[[ WORKING DATA open ]]

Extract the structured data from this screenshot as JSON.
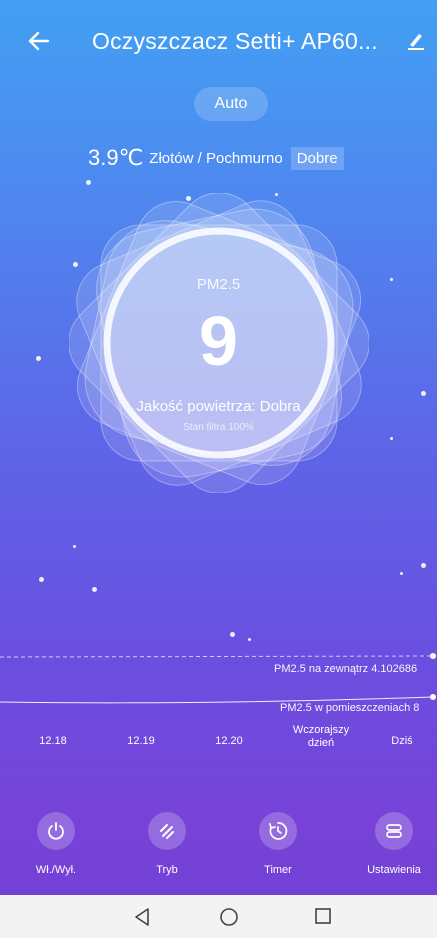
{
  "header": {
    "title": "Oczyszczacz Setti+ AP60...",
    "back_icon": "back-arrow-icon",
    "edit_icon": "edit-pencil-icon"
  },
  "mode": {
    "label": "Auto"
  },
  "weather": {
    "temperature": "3.9℃",
    "location_condition": "Złotów / Pochmurno",
    "quality_badge": "Dobre"
  },
  "air": {
    "pm_label": "PM2.5",
    "pm_value": "9",
    "quality_text": "Jakość powietrza: Dobra",
    "filter_text": "Stan filtra 100%"
  },
  "history": {
    "outdoor_label": "PM2.5 na zewnątrz 4.102686",
    "indoor_label": "PM2.5 w pomieszczeniach 8",
    "x_labels": [
      "12.18",
      "12.19",
      "12.20",
      "Wczorajszy dzień",
      "Dziś"
    ]
  },
  "controls": [
    {
      "label": "Wł./Wył.",
      "icon": "power-icon"
    },
    {
      "label": "Tryb",
      "icon": "mode-icon"
    },
    {
      "label": "Timer",
      "icon": "timer-icon"
    },
    {
      "label": "Ustawienia",
      "icon": "settings-icon"
    }
  ],
  "nav": {
    "back": "nav-back-icon",
    "home": "nav-home-icon",
    "recent": "nav-recent-icon"
  },
  "colors": {
    "bg_top": "#42a0f3",
    "bg_bottom": "#7842d8",
    "navbar": "#f3f3f3"
  }
}
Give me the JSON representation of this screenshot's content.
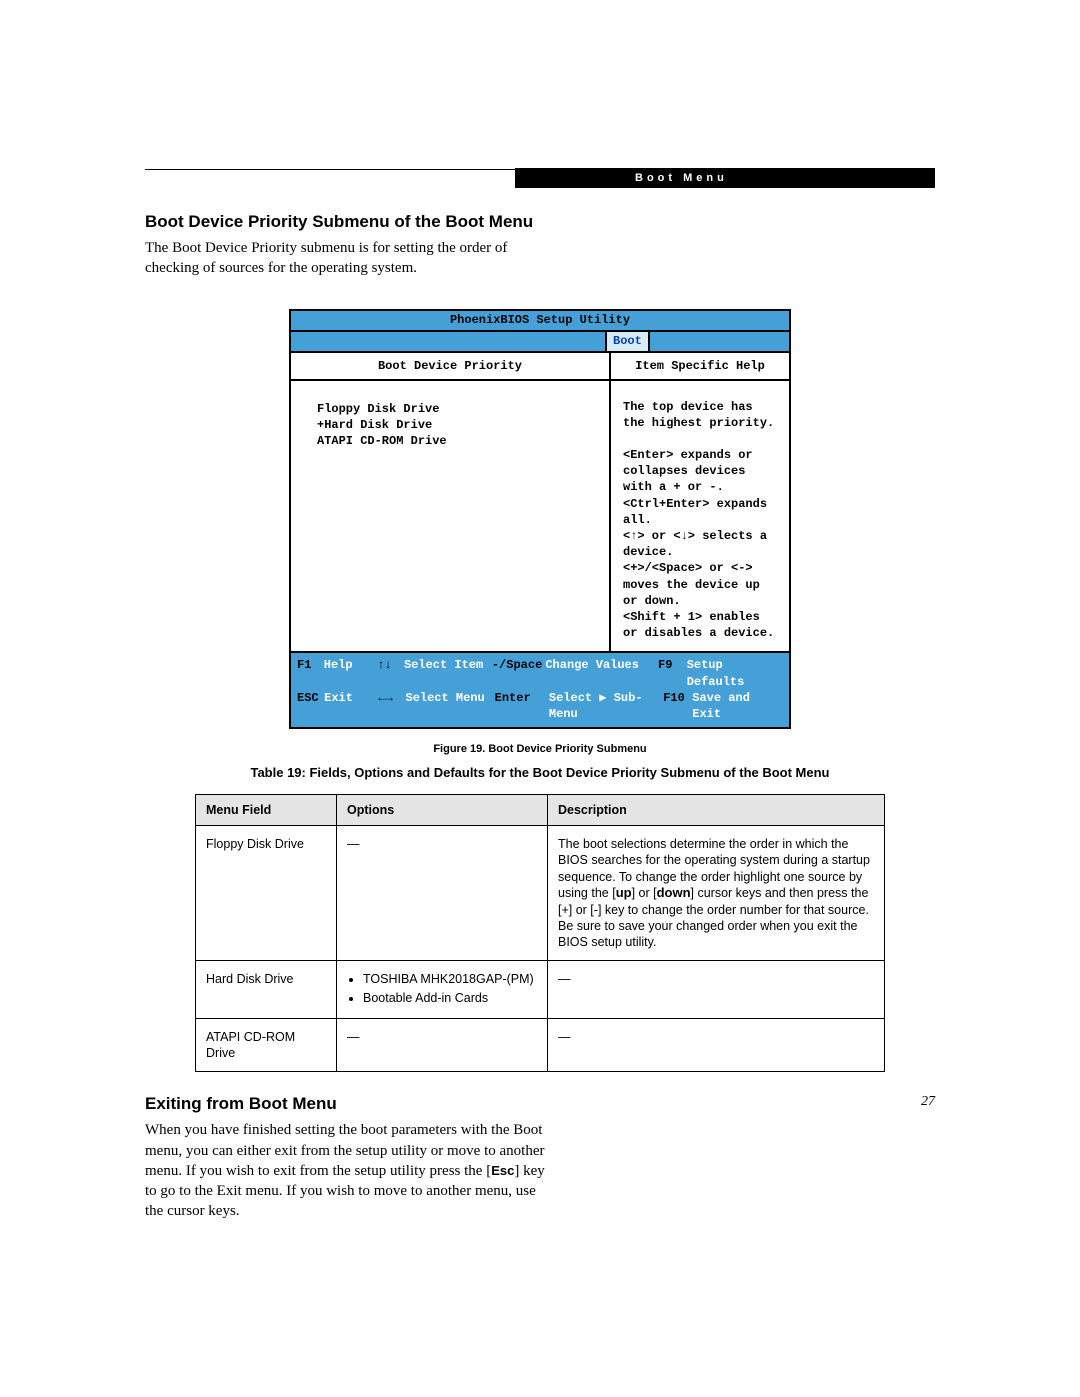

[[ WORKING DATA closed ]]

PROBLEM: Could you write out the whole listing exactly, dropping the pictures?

THE ANSWER:
Extract the structured data from this screenshot as JSON.
{
  "header": {
    "title": "Oczyszczacz Setti+ AP60...",
    "back_icon": "back-arrow-icon",
    "edit_icon": "edit-pencil-icon"
  },
  "mode": {
    "label": "Auto"
  },
  "weather": {
    "temperature": "3.9℃",
    "location_condition": "Złotów / Pochmurno",
    "quality_badge": "Dobre"
  },
  "air": {
    "pm_label": "PM2.5",
    "pm_value": "9",
    "quality_text": "Jakość powietrza: Dobra",
    "filter_text": "Stan filtra 100%"
  },
  "history": {
    "outdoor_label": "PM2.5 na zewnątrz 4.102686",
    "indoor_label": "PM2.5 w pomieszczeniach 8",
    "x_labels": [
      "12.18",
      "12.19",
      "12.20",
      "Wczorajszy dzień",
      "Dziś"
    ]
  },
  "controls": [
    {
      "label": "Wł./Wył.",
      "icon": "power-icon"
    },
    {
      "label": "Tryb",
      "icon": "mode-icon"
    },
    {
      "label": "Timer",
      "icon": "timer-icon"
    },
    {
      "label": "Ustawienia",
      "icon": "settings-icon"
    }
  ],
  "nav": {
    "back": "nav-back-icon",
    "home": "nav-home-icon",
    "recent": "nav-recent-icon"
  },
  "colors": {
    "bg_top": "#42a0f3",
    "bg_bottom": "#7842d8",
    "navbar": "#f3f3f3"
  }
}
Give me the JSON representation of this screenshot's content.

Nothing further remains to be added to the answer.